Problem: Lines holding the string "OFFICE" in the listing below are to be copied.

[[ Data supplied open ]]

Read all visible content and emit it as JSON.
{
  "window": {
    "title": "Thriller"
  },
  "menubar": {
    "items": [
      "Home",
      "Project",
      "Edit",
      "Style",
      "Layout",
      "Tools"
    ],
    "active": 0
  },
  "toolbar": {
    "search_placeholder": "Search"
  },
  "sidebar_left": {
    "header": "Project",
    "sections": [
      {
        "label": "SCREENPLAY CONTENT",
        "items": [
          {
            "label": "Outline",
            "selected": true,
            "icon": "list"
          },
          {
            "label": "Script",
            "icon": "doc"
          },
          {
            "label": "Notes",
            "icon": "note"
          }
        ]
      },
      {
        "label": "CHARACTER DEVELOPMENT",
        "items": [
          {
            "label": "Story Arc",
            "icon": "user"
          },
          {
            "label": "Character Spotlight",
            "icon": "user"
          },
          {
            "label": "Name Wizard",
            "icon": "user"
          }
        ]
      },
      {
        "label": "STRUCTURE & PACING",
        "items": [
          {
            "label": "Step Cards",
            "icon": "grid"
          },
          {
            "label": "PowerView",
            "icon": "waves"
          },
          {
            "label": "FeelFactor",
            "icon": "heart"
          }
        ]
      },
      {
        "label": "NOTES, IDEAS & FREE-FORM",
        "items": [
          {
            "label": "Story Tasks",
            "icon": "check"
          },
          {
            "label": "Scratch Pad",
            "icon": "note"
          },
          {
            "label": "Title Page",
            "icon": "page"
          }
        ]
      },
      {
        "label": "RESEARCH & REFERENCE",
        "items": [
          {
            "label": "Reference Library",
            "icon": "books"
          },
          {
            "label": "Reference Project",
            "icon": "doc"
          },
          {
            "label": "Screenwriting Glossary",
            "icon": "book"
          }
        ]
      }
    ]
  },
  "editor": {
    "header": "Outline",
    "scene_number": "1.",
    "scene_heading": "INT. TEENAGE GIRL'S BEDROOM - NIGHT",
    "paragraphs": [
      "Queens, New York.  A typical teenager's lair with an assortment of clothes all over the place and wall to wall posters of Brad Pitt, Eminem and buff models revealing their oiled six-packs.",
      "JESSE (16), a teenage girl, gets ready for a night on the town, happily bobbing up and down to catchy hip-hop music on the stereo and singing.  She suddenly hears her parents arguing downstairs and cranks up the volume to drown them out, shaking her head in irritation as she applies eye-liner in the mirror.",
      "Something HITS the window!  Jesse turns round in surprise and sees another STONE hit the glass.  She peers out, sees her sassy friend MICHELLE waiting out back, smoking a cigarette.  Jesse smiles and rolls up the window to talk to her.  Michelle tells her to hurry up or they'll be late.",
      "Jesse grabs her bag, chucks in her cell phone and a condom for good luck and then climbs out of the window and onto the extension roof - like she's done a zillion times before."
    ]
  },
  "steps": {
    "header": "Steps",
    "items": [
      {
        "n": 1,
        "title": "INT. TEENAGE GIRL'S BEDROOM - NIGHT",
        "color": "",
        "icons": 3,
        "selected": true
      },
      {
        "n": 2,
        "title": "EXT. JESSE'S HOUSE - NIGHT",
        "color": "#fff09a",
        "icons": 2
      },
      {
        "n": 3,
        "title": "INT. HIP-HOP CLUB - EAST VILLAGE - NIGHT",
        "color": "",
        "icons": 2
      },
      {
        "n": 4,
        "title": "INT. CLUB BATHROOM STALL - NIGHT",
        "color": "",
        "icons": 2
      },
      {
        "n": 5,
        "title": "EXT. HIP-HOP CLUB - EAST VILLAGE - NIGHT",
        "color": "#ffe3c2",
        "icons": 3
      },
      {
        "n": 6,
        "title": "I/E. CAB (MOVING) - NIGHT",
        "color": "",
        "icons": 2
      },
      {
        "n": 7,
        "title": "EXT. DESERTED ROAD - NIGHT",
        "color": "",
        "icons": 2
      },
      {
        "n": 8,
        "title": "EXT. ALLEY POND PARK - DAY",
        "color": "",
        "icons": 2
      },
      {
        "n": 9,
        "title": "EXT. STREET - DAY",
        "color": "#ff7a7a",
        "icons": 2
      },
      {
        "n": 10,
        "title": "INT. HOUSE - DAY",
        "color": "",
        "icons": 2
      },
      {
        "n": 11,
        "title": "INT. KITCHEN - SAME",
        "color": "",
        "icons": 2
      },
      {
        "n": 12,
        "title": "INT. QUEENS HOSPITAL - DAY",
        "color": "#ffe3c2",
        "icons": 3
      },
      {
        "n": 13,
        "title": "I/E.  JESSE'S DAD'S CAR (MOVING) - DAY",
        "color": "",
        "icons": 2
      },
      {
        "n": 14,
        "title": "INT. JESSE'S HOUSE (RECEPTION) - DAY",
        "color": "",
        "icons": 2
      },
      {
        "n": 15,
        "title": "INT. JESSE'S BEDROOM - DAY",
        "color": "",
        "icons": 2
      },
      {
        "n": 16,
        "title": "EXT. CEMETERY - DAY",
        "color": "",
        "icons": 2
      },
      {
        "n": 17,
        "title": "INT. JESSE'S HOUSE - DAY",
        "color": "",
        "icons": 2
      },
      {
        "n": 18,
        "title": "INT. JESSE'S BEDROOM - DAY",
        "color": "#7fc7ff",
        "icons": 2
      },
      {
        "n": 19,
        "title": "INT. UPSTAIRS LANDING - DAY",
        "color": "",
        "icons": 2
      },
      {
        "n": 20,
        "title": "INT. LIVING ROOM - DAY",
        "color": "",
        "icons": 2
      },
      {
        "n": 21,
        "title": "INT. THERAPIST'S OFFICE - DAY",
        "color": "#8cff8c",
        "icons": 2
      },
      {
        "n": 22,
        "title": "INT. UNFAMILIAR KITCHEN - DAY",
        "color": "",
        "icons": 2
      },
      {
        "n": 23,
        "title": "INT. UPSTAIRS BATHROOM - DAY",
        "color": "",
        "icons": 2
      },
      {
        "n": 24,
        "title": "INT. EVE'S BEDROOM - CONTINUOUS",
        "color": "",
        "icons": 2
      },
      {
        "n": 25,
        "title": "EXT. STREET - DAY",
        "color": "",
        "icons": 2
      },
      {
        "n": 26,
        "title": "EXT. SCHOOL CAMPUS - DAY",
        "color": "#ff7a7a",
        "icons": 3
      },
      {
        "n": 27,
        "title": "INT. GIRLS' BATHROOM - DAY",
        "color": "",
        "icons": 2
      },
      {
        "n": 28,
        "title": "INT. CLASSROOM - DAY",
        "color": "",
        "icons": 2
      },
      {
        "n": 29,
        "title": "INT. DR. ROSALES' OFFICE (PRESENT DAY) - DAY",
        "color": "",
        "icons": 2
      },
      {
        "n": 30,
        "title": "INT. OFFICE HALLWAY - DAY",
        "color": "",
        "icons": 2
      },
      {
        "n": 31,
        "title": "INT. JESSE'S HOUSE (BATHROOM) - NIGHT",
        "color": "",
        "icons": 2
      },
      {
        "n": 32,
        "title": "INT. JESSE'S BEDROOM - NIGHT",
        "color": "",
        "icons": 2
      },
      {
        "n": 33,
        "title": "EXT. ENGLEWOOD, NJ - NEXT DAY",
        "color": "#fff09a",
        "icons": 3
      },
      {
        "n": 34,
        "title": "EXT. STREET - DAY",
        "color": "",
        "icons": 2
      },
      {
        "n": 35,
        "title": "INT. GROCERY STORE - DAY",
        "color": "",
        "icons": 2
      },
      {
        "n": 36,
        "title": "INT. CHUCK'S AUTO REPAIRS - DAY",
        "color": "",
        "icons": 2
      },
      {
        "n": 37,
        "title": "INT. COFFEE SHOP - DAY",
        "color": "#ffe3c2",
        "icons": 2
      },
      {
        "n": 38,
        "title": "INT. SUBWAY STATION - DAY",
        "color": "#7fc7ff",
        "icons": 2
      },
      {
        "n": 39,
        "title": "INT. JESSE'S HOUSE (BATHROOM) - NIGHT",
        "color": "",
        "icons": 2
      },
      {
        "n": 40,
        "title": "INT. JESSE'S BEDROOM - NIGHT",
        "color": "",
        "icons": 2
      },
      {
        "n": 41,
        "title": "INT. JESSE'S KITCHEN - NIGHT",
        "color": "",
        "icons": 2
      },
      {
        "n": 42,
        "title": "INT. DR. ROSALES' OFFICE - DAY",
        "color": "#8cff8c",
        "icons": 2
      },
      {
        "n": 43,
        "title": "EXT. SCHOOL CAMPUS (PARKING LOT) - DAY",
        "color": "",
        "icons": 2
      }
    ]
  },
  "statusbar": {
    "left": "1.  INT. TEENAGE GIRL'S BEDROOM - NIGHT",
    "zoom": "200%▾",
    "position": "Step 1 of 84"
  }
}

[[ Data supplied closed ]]

Written response:
        "title": "INT. THERAPIST'S OFFICE - DAY",
        "title": "INT. DR. ROSALES' OFFICE (PRESENT DAY) - DAY",
        "title": "INT. OFFICE HALLWAY - DAY",
        "title": "INT. DR. ROSALES' OFFICE - DAY",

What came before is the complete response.